[Web page and app entries]

⟨

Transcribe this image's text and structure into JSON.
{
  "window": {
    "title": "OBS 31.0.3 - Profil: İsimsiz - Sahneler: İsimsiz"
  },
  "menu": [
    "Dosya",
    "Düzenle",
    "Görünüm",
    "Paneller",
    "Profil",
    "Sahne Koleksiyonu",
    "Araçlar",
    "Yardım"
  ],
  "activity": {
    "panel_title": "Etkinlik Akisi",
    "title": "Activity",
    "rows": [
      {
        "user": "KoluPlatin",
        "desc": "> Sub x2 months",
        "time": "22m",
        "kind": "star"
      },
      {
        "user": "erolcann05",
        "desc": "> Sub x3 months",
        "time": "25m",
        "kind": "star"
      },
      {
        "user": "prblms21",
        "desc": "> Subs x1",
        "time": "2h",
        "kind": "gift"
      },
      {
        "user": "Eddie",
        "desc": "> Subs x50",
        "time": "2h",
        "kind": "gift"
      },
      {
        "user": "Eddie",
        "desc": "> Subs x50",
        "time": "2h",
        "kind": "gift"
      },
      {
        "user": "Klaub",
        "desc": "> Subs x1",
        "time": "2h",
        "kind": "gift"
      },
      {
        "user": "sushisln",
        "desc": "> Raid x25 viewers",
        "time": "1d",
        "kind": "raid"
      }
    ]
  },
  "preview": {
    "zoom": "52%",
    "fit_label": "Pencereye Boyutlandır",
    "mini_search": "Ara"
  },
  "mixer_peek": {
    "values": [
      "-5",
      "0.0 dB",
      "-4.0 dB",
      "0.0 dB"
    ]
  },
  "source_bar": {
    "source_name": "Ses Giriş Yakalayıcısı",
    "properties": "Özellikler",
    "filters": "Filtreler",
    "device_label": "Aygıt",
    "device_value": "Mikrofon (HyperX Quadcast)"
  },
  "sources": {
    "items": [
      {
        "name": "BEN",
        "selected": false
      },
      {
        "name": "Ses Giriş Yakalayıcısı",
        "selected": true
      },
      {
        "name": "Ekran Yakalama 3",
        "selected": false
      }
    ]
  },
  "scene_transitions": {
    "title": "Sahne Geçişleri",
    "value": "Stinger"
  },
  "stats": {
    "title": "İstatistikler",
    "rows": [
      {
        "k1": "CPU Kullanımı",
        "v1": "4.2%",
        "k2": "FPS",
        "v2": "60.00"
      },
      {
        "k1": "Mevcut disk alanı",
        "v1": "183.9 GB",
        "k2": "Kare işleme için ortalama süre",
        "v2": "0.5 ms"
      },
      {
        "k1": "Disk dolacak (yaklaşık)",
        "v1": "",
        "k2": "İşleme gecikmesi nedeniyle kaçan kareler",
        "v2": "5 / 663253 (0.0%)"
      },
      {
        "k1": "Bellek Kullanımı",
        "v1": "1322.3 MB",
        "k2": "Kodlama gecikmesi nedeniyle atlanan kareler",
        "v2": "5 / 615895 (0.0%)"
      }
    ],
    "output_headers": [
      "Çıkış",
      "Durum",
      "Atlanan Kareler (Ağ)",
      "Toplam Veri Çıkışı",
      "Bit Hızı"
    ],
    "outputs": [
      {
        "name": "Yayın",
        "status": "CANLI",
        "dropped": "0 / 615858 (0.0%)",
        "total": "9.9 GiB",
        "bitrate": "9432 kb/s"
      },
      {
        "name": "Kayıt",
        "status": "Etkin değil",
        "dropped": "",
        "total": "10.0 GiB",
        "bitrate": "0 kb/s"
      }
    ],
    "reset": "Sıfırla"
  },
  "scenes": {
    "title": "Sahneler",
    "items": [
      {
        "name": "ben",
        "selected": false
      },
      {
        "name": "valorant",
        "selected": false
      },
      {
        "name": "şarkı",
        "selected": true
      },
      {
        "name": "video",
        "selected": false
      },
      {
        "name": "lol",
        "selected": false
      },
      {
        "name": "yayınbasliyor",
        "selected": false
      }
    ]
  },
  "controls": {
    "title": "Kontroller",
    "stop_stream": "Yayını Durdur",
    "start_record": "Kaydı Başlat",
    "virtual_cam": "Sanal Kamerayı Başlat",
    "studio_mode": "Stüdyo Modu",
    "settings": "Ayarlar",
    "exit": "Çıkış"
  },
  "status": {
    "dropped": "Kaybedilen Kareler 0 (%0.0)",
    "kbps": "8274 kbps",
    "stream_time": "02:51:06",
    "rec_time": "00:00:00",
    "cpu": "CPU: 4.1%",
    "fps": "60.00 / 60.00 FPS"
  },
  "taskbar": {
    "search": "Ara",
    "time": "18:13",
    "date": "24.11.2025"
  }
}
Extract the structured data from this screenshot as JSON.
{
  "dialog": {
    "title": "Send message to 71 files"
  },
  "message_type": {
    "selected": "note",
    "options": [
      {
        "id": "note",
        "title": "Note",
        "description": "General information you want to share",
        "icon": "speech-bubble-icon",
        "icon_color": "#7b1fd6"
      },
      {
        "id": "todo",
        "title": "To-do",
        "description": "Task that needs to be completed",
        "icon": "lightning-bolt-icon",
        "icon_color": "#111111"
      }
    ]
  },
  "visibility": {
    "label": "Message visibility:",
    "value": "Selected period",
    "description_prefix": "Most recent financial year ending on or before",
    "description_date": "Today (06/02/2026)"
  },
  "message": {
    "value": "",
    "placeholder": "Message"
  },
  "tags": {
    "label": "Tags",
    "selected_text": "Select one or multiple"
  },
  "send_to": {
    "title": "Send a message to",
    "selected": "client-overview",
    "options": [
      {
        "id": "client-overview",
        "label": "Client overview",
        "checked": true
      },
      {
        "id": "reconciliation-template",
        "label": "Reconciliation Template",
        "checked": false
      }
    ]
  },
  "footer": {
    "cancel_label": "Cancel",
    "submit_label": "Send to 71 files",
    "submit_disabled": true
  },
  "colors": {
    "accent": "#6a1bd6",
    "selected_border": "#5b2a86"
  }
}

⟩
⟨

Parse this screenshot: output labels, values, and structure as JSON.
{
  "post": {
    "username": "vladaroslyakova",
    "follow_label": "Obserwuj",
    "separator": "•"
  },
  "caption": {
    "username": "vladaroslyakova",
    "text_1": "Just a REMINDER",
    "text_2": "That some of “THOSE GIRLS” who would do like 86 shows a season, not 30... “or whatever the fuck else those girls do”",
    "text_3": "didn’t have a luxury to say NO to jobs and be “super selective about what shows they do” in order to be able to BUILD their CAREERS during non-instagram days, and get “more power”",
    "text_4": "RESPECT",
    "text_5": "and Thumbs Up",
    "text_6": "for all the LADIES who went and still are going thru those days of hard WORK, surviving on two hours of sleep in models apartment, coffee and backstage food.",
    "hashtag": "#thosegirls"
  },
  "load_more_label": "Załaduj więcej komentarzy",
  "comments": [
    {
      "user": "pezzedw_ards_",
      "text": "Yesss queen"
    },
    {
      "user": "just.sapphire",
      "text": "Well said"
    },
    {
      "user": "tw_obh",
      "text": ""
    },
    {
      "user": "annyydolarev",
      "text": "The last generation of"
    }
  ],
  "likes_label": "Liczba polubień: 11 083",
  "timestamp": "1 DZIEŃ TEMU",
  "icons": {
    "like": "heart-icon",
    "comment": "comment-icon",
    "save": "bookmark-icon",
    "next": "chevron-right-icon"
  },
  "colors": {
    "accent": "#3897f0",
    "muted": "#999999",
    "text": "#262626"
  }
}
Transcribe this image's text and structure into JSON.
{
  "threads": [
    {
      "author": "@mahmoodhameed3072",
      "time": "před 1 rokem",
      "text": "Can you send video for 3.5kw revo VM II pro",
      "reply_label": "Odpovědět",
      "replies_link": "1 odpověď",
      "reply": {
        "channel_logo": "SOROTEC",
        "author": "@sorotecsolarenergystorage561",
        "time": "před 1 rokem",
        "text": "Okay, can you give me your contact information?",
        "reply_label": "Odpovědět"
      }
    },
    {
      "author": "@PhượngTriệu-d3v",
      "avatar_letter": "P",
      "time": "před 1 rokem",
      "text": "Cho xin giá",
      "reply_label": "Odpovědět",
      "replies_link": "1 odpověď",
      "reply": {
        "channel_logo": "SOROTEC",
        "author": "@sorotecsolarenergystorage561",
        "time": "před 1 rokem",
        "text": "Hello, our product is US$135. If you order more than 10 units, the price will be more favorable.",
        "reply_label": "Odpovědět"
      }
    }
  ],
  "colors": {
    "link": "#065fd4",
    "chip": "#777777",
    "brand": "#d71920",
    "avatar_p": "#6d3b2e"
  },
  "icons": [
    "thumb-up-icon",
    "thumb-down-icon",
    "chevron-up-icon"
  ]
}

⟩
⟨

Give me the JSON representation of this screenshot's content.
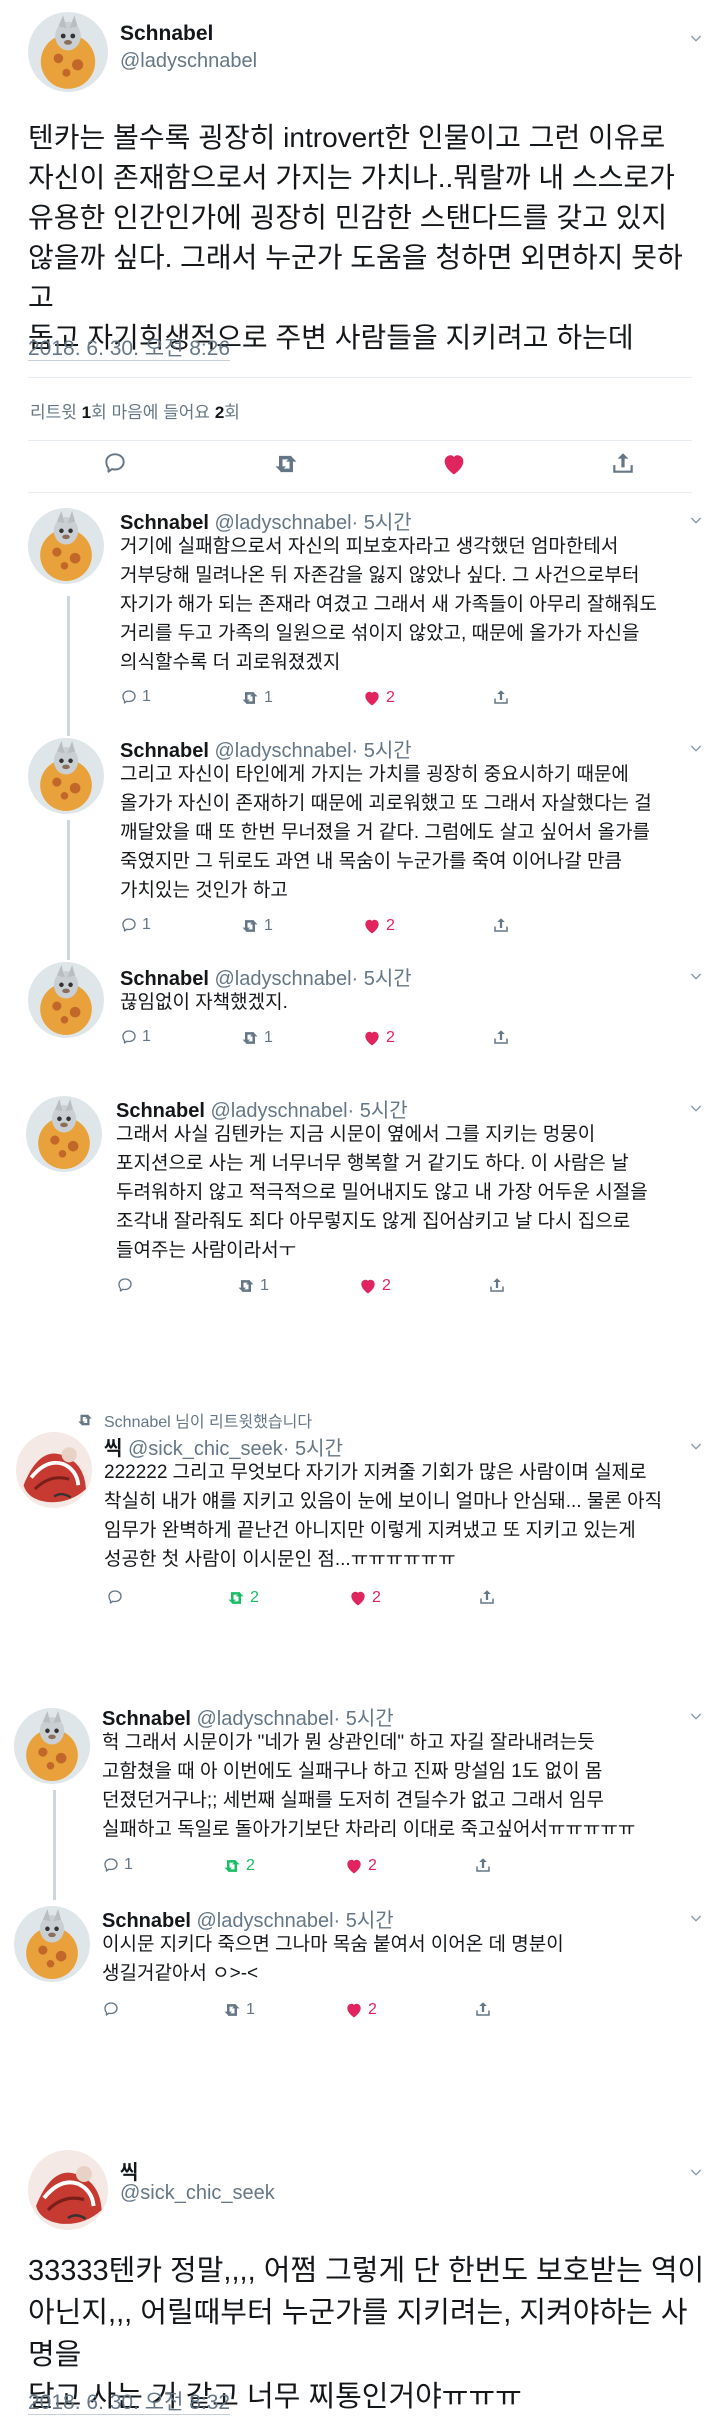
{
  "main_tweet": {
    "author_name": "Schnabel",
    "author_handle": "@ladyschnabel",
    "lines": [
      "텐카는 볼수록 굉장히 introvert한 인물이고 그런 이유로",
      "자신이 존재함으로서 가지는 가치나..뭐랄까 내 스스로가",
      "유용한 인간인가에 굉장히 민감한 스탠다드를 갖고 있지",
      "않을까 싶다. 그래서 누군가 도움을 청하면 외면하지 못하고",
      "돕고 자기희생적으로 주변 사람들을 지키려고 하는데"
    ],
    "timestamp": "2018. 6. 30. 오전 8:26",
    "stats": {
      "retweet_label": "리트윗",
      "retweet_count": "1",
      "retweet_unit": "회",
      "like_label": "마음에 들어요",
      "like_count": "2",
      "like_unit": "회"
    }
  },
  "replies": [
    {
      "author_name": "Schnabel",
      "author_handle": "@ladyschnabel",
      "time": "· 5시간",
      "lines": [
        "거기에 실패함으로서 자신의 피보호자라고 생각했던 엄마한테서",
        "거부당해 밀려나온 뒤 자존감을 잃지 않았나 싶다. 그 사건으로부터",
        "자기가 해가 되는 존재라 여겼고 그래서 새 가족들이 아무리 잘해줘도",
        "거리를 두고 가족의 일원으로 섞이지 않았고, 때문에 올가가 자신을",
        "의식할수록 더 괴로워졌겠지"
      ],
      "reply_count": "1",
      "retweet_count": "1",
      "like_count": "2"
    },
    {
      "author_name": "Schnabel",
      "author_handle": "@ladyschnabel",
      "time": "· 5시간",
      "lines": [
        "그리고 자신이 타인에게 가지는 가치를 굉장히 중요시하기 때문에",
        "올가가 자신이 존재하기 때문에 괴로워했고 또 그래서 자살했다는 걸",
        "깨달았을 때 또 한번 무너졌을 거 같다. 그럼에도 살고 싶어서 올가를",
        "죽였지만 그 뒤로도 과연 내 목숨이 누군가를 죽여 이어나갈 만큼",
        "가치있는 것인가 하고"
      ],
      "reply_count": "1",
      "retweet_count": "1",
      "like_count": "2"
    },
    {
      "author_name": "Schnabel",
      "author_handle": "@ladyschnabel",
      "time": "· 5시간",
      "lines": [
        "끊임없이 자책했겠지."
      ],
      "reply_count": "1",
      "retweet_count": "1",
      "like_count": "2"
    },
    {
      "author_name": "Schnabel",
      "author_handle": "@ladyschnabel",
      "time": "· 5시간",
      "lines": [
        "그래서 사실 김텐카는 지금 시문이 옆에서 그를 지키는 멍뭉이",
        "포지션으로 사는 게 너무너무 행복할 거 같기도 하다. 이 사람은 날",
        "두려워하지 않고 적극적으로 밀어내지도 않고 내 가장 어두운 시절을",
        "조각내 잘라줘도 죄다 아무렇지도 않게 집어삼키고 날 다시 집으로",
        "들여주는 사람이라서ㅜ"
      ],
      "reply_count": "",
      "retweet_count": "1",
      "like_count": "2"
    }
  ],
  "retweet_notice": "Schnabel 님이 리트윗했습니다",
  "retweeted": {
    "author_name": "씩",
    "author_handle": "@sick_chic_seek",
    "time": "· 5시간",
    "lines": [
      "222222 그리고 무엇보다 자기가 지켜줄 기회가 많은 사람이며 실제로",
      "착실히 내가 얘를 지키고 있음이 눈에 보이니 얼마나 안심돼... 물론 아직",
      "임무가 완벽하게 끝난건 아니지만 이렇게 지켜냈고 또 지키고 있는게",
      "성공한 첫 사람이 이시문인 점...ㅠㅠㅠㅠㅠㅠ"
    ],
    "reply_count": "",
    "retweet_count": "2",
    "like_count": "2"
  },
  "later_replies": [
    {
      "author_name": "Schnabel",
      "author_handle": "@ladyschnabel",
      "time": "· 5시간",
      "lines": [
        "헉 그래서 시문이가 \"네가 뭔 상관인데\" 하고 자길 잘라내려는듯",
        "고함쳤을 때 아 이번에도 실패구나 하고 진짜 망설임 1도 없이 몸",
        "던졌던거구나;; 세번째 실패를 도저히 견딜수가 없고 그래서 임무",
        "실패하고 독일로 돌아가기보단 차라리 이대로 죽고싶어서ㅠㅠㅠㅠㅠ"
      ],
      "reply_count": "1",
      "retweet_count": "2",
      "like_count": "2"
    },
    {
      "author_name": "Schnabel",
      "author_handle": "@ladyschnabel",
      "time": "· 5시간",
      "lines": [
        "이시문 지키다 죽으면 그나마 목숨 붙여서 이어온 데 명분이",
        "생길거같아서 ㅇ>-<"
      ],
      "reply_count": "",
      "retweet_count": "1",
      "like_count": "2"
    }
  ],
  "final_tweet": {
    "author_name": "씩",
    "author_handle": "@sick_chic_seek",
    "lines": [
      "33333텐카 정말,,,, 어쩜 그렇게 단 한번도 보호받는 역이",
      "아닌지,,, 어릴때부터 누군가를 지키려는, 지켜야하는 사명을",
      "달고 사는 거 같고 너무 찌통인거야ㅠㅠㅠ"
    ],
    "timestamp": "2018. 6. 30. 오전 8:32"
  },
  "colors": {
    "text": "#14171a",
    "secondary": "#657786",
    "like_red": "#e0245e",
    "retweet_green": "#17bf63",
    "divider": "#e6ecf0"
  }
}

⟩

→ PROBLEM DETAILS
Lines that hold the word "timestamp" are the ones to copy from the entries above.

→ EXERCISE SOLUTION
  "timestamp": "1 DZIEŃ TEMU",
    "timestamp": "2018. 6. 30. 오전 8:26",
    "timestamp": "2018. 6. 30. 오전 8:32"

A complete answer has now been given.